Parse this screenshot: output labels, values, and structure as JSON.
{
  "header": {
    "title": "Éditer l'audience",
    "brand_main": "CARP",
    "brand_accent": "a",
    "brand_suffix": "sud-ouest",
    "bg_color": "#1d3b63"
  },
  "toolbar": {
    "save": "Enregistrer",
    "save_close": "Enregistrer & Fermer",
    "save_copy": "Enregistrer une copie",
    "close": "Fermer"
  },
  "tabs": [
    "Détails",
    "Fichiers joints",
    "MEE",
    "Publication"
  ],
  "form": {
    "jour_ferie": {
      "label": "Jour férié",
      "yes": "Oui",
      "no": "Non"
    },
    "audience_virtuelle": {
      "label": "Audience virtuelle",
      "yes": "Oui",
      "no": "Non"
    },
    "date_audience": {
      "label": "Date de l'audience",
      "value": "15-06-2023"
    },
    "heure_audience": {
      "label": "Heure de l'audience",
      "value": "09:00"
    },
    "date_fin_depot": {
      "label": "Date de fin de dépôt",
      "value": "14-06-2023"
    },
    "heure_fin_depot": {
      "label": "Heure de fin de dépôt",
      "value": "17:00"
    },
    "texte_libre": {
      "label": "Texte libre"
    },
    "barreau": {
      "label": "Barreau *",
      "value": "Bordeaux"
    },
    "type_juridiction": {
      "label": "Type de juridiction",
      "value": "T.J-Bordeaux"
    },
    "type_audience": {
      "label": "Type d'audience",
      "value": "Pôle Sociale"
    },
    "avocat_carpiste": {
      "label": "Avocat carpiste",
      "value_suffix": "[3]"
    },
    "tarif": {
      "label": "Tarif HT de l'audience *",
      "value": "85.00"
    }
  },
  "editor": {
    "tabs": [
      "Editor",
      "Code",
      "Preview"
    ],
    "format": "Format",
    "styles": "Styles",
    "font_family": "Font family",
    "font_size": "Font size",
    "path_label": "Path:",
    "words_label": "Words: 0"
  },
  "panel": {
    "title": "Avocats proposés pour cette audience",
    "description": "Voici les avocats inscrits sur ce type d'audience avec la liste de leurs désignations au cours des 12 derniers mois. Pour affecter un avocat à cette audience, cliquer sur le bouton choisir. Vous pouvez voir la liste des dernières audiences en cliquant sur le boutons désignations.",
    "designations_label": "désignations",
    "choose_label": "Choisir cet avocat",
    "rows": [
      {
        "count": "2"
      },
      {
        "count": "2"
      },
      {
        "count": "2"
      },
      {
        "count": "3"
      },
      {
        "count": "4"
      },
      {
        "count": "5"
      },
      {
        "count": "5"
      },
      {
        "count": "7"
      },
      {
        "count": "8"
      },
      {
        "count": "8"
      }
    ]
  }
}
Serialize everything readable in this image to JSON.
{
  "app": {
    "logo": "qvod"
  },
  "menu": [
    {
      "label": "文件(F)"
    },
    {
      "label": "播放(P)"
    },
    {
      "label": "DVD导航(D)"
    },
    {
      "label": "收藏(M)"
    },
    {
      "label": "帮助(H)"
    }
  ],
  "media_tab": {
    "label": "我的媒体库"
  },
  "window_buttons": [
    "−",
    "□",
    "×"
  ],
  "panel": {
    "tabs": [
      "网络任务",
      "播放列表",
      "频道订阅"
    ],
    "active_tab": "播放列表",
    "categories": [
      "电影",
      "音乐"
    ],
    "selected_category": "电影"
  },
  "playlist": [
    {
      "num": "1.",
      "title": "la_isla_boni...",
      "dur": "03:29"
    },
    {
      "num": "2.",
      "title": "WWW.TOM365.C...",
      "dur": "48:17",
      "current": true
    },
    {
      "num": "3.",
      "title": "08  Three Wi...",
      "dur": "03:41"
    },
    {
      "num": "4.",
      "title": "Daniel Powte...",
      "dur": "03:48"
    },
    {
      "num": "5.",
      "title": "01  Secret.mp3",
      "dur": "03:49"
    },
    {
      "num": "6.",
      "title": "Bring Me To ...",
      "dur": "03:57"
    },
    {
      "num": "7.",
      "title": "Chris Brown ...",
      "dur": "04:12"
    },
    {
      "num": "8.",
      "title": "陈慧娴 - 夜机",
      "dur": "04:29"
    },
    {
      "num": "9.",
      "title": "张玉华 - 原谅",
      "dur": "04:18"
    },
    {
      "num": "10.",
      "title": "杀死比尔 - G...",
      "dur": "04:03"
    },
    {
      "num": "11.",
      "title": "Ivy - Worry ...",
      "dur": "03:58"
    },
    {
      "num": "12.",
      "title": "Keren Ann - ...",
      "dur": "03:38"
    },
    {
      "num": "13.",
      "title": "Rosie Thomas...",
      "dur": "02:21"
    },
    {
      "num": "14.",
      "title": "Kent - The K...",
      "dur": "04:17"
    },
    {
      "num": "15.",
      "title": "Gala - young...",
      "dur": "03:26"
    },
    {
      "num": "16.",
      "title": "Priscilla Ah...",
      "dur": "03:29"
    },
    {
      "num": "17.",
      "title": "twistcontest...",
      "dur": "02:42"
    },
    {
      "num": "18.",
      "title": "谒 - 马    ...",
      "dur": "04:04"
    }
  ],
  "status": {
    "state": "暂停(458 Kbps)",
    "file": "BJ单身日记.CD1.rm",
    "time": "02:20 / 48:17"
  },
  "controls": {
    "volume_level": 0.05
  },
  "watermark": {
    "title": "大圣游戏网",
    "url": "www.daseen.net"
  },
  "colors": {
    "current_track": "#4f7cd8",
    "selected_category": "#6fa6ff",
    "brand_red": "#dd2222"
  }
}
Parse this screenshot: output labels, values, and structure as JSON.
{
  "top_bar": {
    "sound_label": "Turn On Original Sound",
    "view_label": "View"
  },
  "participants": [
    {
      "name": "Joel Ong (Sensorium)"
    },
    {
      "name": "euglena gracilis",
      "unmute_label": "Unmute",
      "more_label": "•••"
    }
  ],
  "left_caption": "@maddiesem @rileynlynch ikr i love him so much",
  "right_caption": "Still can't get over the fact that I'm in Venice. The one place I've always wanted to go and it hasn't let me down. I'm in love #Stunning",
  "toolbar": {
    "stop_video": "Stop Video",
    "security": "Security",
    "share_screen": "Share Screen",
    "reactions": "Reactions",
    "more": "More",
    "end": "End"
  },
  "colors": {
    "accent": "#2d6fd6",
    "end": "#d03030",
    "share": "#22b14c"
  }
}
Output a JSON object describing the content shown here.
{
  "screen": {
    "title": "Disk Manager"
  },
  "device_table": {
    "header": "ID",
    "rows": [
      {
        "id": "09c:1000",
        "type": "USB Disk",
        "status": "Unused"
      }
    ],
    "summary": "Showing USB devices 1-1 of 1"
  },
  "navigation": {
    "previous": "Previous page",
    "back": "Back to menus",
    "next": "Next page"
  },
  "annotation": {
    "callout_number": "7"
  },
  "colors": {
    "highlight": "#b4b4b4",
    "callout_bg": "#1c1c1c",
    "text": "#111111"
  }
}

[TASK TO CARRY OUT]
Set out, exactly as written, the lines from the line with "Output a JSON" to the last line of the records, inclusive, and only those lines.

[RESULT]
Output a JSON object describing the content shown here.
{
  "screen": {
    "title": "Disk Manager"
  },
  "device_table": {
    "header": "ID",
    "rows": [
      {
        "id": "09c:1000",
        "type": "USB Disk",
        "status": "Unused"
      }
    ],
    "summary": "Showing USB devices 1-1 of 1"
  },
  "navigation": {
    "previous": "Previous page",
    "back": "Back to menus",
    "next": "Next page"
  },
  "annotation": {
    "callout_number": "7"
  },
  "colors": {
    "highlight": "#b4b4b4",
    "callout_bg": "#1c1c1c",
    "text": "#111111"
  }
}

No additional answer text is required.